For the past 12,000 years the mountain caves, springs, plants and wildlife provided shelter and sustenance to various groups of people. Spanish conquistadors passed near the Guadalupes on trips from Mexico in the late 1500s and found Mescalero Apaches living there. After the mid-1800s came explorers and pioneers whose culture conflicted with that of the Indians. In 1849 the US Army began a campaign against them which lasted for 30 years. Amidst this conflict, Butter-field stagecoaches carried mail through the mountains on the nation's first transcontinental mail route.


At the foot of the Guadalupe Mountains lies the Chi-huahuan Desert. Although only a tiny portion of the desert is preserved within the park, its vast, arid plains dominate the views from the mountains. At first glance the desert may appear a barren wasteland, but it is full of life. Agaves, prickly pear cacti, walking-stick callas, yuccas and sotol thrive in this hot, dry environment. Wildlife prospers too. Lizards, snakes, kangaroo rats, coyotes and mule deer are frequently seen.
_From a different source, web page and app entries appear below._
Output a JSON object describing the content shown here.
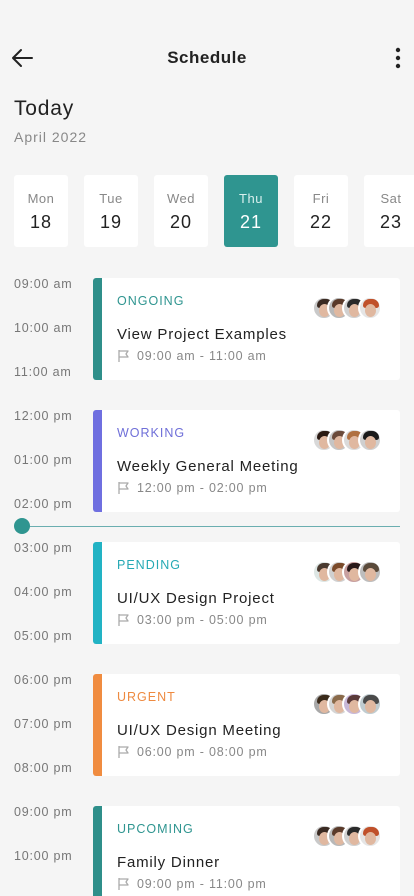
{
  "header": {
    "title": "Schedule"
  },
  "today_label": "Today",
  "month_label": "April 2022",
  "days": [
    {
      "name": "Mon",
      "num": "18"
    },
    {
      "name": "Tue",
      "num": "19"
    },
    {
      "name": "Wed",
      "num": "20"
    },
    {
      "name": "Thu",
      "num": "21",
      "active": true
    },
    {
      "name": "Fri",
      "num": "22"
    },
    {
      "name": "Sat",
      "num": "23"
    }
  ],
  "times": [
    "09:00 am",
    "10:00 am",
    "11:00 am",
    "12:00 pm",
    "01:00 pm",
    "02:00 pm",
    "03:00 pm",
    "04:00 pm",
    "05:00 pm",
    "06:00 pm",
    "07:00 pm",
    "08:00 pm",
    "09:00 pm",
    "10:00 pm"
  ],
  "events": [
    {
      "status": "ONGOING",
      "title": "View Project Examples",
      "time": "09:00 am - 11:00 am",
      "color": "#2f8f8a",
      "status_color": "#2f9590"
    },
    {
      "status": "WORKING",
      "title": "Weekly General Meeting",
      "time": "12:00 pm - 02:00 pm",
      "color": "#6f6fe0",
      "status_color": "#6f6fd8"
    },
    {
      "status": "PENDING",
      "title": "UI/UX Design Project",
      "time": "03:00 pm - 05:00 pm",
      "color": "#22b3c4",
      "status_color": "#25a9b4"
    },
    {
      "status": "URGENT",
      "title": "UI/UX Design Meeting",
      "time": "06:00 pm - 08:00 pm",
      "color": "#f08c40",
      "status_color": "#ee8a40"
    },
    {
      "status": "UPCOMING",
      "title": "Family Dinner",
      "time": "09:00 pm - 11:00 pm",
      "color": "#2f8f8a",
      "status_color": "#2f9590"
    }
  ],
  "colors": {
    "accent": "#2f9590",
    "background": "#f5f5f5",
    "now_line": "#6aaeb0"
  }
}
The many deep, sheer-sided canyons of the Guadalupe Mountains hold an impressive diversity of plant and animal life, which is perhaps best seen in the McKittrick Canyon. Situated between the desert below and the highlands above, McKittrick has a mix of plants and wildlife found in the desert, canyon woodland and highland forest.


In the mountain high country thrives a dense forest of pine and fir trees, a relic of ancient times, when the climate was cooler and moister. Throughout this wilderness roam mule deer, raccoons, wild turkeys, vultures, mountain lions, black bear and elk. A herd of 50 to 70 elk live in the park, the descendents of animals brought down from Wyoming and South Dakota. The native population was driven to extinction in the early part of this century when man encroached on the elk's territory. Today, the elk within the park are protected from all but natural predators, such as the mountain lion.

Guadalupe Mountains, Texas on the map. National Park Guadalupe Mountains (Texas state) on the map of US